The Enright Files asks: What do we owe future generations?
Michael Enright and guests discuss the lack of long-term vision in our political culture
There's a reason why so many people seem uninspired by the current federal election campaign — our political discourse itself is uninspiring. It's full of talk about supporting the middle class and niche promises to attract votes from key demographics, but devoid of soaring rhetoric, transformational ideas or a compelling vision of who we want to be as a nation.
For years now, the political mood globally has been defined by anger, anxiety, suspicion and fear. Voters have been flocking to leaders who promise to make things better — great, in fact —- for them right now. That often means retreating to an idealized past when people were prosperous, populations were more homogeneous, and things were just, well, less complicated.
But what of the future?
The mood among young people has taken a turn for the anxious and pessimistic, with the spectres of economic precarity and climate change looming large ahead of them.
The media and popular culture pulsate with dystopic visions of crumbling institutions, an unraveling environment, and the disappearance of economic security for the majority of people.
It's been said that those of us alive today are borrowing the planet from our grandchildren. And if the way we live and the choices we make now will determine the kind of world and the societies we will bequeath to future generations, what then are our responsibilities and obligations to future generations?
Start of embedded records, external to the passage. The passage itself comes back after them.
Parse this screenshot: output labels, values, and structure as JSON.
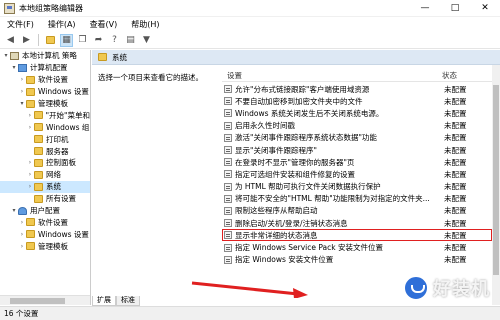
{
  "window": {
    "title": "本地组策略编辑器",
    "controls": [
      "—",
      "□",
      "✕"
    ]
  },
  "menu": [
    "文件(F)",
    "操作(A)",
    "查看(V)",
    "帮助(H)"
  ],
  "toolbar_icons": [
    "back-arrow-icon",
    "forward-arrow-icon",
    "folder-up-icon",
    "show-hide-tree-icon",
    "copy-icon",
    "export-list-icon",
    "help-icon",
    "properties-icon",
    "filter-icon"
  ],
  "tree": [
    {
      "label": "本地计算机 策略",
      "level": 0,
      "icon": "root",
      "exp": "▾"
    },
    {
      "label": "计算机配置",
      "level": 1,
      "icon": "pc",
      "exp": "▾"
    },
    {
      "label": "软件设置",
      "level": 2,
      "icon": "folder",
      "exp": "›"
    },
    {
      "label": "Windows 设置",
      "level": 2,
      "icon": "folder",
      "exp": "›"
    },
    {
      "label": "管理模板",
      "level": 2,
      "icon": "folder",
      "exp": "▾"
    },
    {
      "label": "\"开始\"菜单和",
      "level": 3,
      "icon": "folder",
      "exp": "›"
    },
    {
      "label": "Windows 组",
      "level": 3,
      "icon": "folder",
      "exp": "›"
    },
    {
      "label": "打印机",
      "level": 3,
      "icon": "folder",
      "exp": ""
    },
    {
      "label": "服务器",
      "level": 3,
      "icon": "folder",
      "exp": ""
    },
    {
      "label": "控制面板",
      "level": 3,
      "icon": "folder",
      "exp": "›"
    },
    {
      "label": "网络",
      "level": 3,
      "icon": "folder",
      "exp": "›"
    },
    {
      "label": "系统",
      "level": 3,
      "icon": "folder",
      "exp": "›",
      "selected": true
    },
    {
      "label": "所有设置",
      "level": 3,
      "icon": "folder",
      "exp": ""
    },
    {
      "label": "用户配置",
      "level": 1,
      "icon": "user",
      "exp": "▾"
    },
    {
      "label": "软件设置",
      "level": 2,
      "icon": "folder",
      "exp": "›"
    },
    {
      "label": "Windows 设置",
      "level": 2,
      "icon": "folder",
      "exp": "›"
    },
    {
      "label": "管理模板",
      "level": 2,
      "icon": "folder",
      "exp": "›"
    }
  ],
  "pane": {
    "header_title": "系统",
    "description": "选择一个项目来查看它的描述。",
    "col_setting": "设置",
    "col_state": "状态"
  },
  "settings": [
    {
      "name": "允许\"分布式链接跟踪\"客户端使用域资源",
      "state": "未配置"
    },
    {
      "name": "不要自动加密移到加密文件夹中的文件",
      "state": "未配置"
    },
    {
      "name": "Windows 系统关闭发生后不关闭系统电源。",
      "state": "未配置"
    },
    {
      "name": "启用永久性时间戳",
      "state": "未配置"
    },
    {
      "name": "激活\"关闭事件跟踪程序系统状态数据\"功能",
      "state": "未配置"
    },
    {
      "name": "显示\"关闭事件跟踪程序\"",
      "state": "未配置"
    },
    {
      "name": "在登录时不显示\"管理你的服务器\"页",
      "state": "未配置"
    },
    {
      "name": "指定可选组件安装和组件修复的设置",
      "state": "未配置"
    },
    {
      "name": "为 HTML 帮助可执行文件关闭数据执行保护",
      "state": "未配置"
    },
    {
      "name": "将可能不安全的\"HTML 帮助\"功能限制为对指定的文件夹...",
      "state": "未配置"
    },
    {
      "name": "限制这些程序从帮助启动",
      "state": "未配置"
    },
    {
      "name": "删除启动/关机/登录/注销状态消息",
      "state": "未配置"
    },
    {
      "name": "显示非常详细的状态消息",
      "state": "未配置",
      "highlighted": true
    },
    {
      "name": "指定 Windows Service Pack 安装文件位置",
      "state": "未配置"
    },
    {
      "name": "指定 Windows 安装文件位置",
      "state": "未配置"
    }
  ],
  "tabs": {
    "extended": "扩展",
    "standard": "标准"
  },
  "status": "16 个设置",
  "watermark": "好装机",
  "colors": {
    "highlight_box": "#e02020",
    "selected_tree": "#cce8ff",
    "pane_header": "#dde8f4"
  }
}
What do we owe the future?
This month on the Enright Files, conversations about the lack of poetry in our politics and about what kind of country we want to leave to future generations.
Guests in this episode:
- Stephen Lewis is the chair of the Stephen Lewis Foundation and former Canadian Ambassador to the United Nations and UN Special Envoy for HIV/AIDS in Africa.
- Joseph Heath is a professor of philosophy at The University of Toronto and author of Enlightenment 2.0, Filthy Lucre and The Rebel Sell.
- Lorna Crozier is the Governor-General's Award-winning poet and author of more than 20 books.
- Naheed Nenshi is the mayor of Calgary.
- Cindy Blackstock is the executive director of First Nations Child and Family Caring Society of Canada.
- David MacDonald is the former Progressive Conservative cabinet minister and United Church of Canada's special advisor to the Truth and Reconciliation Commission.
** This episode was produced by Chris Wodskou.